This film combines the train thriller with the “American tourists abroad” horror movie to create a reasonably effective thriller that, ahem, goes a little off the rails in the third act.
Aside from the opening, which introduces the cop, the film builds extremely slowly for a 21st century thriller, something I really appreciate. We’re not entirely sure who we should be worried about and that’s pretty great. For a while, it just feels like awkward travel relationships. And there’s a nice sleight of hand with the person we assume is the bad guy.
But there’s also so much of the “the world is scary!!!” of American tourist horror films, which I find pretty objectionable. I’ve been on trains where nobody speaks English and I survived okay. I would be okay with fewer of these movies where Americans go abroad and get attacked/killed because they’re Americans and don’t know the language/customs
So I really like how they try to make us think that maybe Carlos killed Roy. And I really like how I had no idea what was going to happen – despite claims this movie is predictable. From the moment Carlos dies, I was really like “Okay, this is not the film I thought I was going to be watching.” And that’s great.
And there’s a great scene where Jessie is watching Grinko go through her pictures which is super tense and probably the highlight of the film.

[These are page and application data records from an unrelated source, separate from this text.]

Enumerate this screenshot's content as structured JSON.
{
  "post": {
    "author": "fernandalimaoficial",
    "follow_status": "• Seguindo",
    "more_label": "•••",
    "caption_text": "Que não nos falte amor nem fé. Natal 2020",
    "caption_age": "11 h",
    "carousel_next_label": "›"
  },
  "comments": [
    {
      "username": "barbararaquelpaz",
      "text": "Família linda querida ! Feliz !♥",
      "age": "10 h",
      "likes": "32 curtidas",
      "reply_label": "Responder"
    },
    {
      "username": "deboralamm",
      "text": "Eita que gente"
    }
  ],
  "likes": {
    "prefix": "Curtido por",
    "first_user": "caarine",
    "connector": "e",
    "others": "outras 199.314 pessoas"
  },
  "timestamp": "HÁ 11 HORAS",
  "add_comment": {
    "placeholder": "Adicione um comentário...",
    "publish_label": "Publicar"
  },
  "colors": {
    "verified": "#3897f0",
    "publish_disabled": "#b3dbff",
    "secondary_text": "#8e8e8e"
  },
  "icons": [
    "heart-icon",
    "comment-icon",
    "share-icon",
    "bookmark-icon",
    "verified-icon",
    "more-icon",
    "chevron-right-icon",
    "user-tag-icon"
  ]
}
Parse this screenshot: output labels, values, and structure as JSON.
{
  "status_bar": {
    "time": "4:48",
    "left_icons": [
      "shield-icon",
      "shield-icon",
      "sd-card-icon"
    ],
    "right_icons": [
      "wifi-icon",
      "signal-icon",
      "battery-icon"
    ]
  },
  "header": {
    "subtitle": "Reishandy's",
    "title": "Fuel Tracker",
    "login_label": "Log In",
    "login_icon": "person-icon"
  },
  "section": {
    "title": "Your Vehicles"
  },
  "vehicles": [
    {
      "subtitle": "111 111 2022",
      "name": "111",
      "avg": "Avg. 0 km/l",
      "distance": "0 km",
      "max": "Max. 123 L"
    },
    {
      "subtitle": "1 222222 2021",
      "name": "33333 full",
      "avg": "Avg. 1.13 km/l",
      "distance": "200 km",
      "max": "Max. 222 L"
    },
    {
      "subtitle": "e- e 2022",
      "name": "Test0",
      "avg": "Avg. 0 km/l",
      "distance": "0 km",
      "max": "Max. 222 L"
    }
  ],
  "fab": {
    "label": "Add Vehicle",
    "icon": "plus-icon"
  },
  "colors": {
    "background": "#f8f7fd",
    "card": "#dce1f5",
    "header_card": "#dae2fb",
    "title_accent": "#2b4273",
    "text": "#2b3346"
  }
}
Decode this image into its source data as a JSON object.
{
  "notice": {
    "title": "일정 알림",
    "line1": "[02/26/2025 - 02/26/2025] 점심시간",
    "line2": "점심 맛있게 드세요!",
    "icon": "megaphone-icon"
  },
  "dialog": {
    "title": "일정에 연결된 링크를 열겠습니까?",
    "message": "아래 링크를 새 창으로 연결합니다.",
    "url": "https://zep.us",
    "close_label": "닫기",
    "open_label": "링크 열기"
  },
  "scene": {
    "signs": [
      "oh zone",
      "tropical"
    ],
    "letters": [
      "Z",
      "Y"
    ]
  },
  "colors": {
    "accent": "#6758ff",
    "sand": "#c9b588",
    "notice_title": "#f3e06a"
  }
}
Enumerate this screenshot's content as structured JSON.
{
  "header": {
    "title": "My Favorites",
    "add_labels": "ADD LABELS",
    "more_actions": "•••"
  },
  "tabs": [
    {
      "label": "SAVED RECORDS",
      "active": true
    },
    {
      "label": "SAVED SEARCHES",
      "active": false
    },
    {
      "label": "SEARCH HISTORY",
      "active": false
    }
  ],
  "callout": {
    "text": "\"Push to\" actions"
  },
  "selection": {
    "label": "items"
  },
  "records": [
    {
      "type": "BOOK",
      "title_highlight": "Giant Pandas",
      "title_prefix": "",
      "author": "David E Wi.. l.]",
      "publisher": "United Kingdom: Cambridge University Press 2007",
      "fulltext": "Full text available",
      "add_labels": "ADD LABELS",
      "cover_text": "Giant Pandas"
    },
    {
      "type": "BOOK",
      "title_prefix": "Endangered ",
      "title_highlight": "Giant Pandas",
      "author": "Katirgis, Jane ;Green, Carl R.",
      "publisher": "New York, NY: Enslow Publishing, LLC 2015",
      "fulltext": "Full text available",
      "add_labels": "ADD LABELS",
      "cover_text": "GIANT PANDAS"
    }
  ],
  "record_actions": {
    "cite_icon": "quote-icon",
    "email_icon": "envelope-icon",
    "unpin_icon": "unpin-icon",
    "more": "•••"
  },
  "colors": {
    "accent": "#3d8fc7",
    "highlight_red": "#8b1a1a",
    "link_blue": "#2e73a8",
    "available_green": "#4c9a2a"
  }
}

But things get silly when they get back on the train and are kidnapped. I don’t know the logistics of commandeering a train to torture people but I suspect they’re impossible. Moreover, the thing that happens to that train doesn’t make sense if we’re supposed to believe they’re just stopped somewhere in the middle of nowhere. Like, that other train is coming, right?
I do like that it just wraps up – that Grinko isn’t coming for them as they try to leave the country. But it feels a little too neat, with the Embassy flying in and resolving everything. (Does that really happen?) And the climax is just a little too silly for me.